▸ **ASSIGNMENT**:
Which lines below hold the word "Speaker"? Copy all of them.

###

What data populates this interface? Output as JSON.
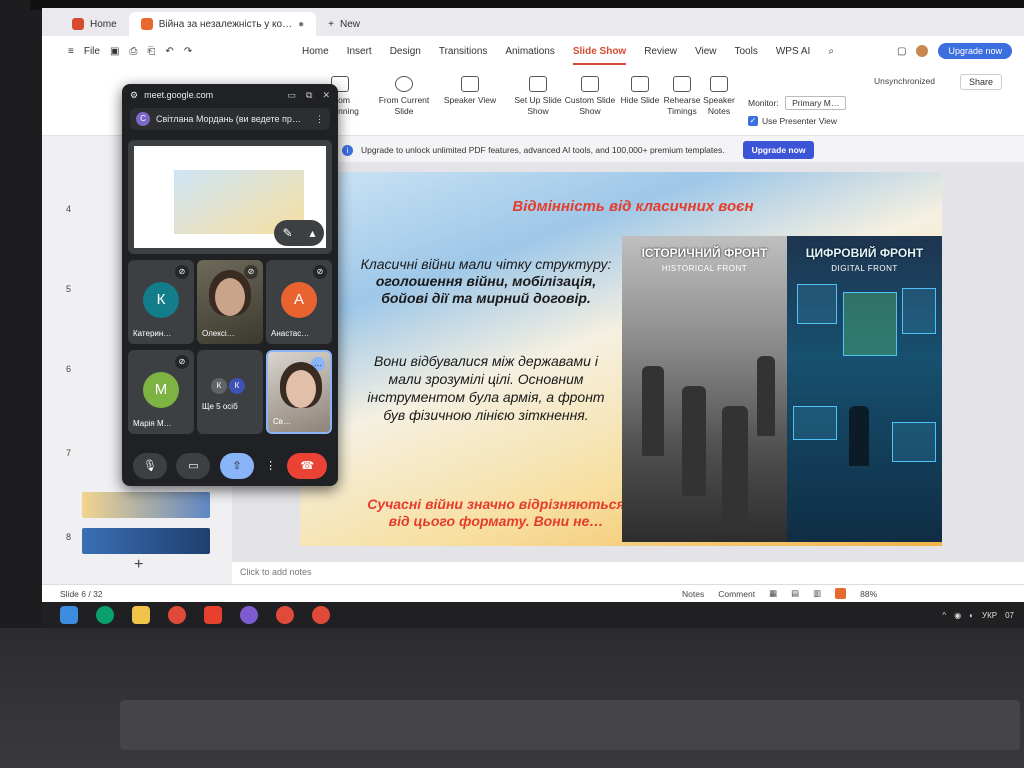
{
  "browser_tabs": [
    {
      "label": "Home",
      "badge_color": "#d64b2f"
    },
    {
      "label": "Війна за незалежність у ко…",
      "badge_color": "#e8692d"
    },
    {
      "label": "New",
      "badge_color": ""
    }
  ],
  "menu": {
    "file_label": "File",
    "tabs": [
      "Home",
      "Insert",
      "Design",
      "Transitions",
      "Animations",
      "Slide Show",
      "Review",
      "View",
      "Tools",
      "WPS AI"
    ],
    "active_tab": "Slide Show",
    "upgrade_label": "Upgrade now",
    "unsynchronized": "Unsynchronized",
    "share": "Share"
  },
  "toolbar": {
    "from_beginning": "From Beginning",
    "from_current": "From Current Slide",
    "speaker_view": "Speaker View",
    "set_up": "Set Up Slide Show",
    "custom": "Custom Slide Show",
    "hide_slide": "Hide Slide",
    "rehearse": "Rehearse Timings",
    "speaker_notes": "Speaker Notes",
    "monitor_label": "Monitor:",
    "monitor_value": "Primary M…",
    "use_presenter": "Use Presenter View"
  },
  "promo": {
    "text": "Upgrade to unlock unlimited PDF features, advanced AI tools, and 100,000+ premium templates.",
    "button": "Upgrade now"
  },
  "thumbnails": {
    "numbers": [
      "4",
      "5",
      "6",
      "7",
      "8"
    ]
  },
  "slide": {
    "title": "Відмінність від класичних воєн",
    "para1_prefix": "Класичні війни мали чітку структуру: ",
    "para1_bold": "оголошення війни, мобілізація, бойові дії та мирний договір.",
    "para2": "Вони відбувалися між державами і мали зрозумілі цілі. Основним інструментом була армія, а фронт був фізичною лінією зіткнення.",
    "para3": "Сучасні війни значно відрізняються від цього формату. Вони не…",
    "image_left_title": "ІСТОРИЧНИЙ ФРОНТ",
    "image_left_sub": "HISTORICAL FRONT",
    "image_right_title": "ЦИФРОВИЙ ФРОНТ",
    "image_right_sub": "DIGITAL FRONT"
  },
  "notes_placeholder": "Click to add notes",
  "status": {
    "slide_counter": "Slide 6 / 32",
    "notes": "Notes",
    "comment": "Comment",
    "zoom": "88%"
  },
  "meet": {
    "url": "meet.google.com",
    "presenter": "Світлана Мордань (ви ведете пр…",
    "presenter_initial": "С",
    "participants": [
      {
        "name": "Катерин…",
        "initial": "К",
        "color": "#137d8a"
      },
      {
        "name": "Олексі…",
        "initial": "",
        "color": ""
      },
      {
        "name": "Анастас…",
        "initial": "А",
        "color": "#e8632f"
      },
      {
        "name": "Марія М…",
        "initial": "М",
        "color": "#7cb342"
      },
      {
        "name": "Ще 5 осіб",
        "initial": "",
        "color": ""
      },
      {
        "name": "Св…",
        "initial": "",
        "color": ""
      }
    ],
    "more_initials": [
      "К",
      "К"
    ]
  },
  "taskbar": {
    "lang": "УКР",
    "clock": "07"
  }
}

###

▸ **EXERCISE ANSWER**:
    "speaker_view": "Speaker View",
    "speaker_notes": "Speaker Notes",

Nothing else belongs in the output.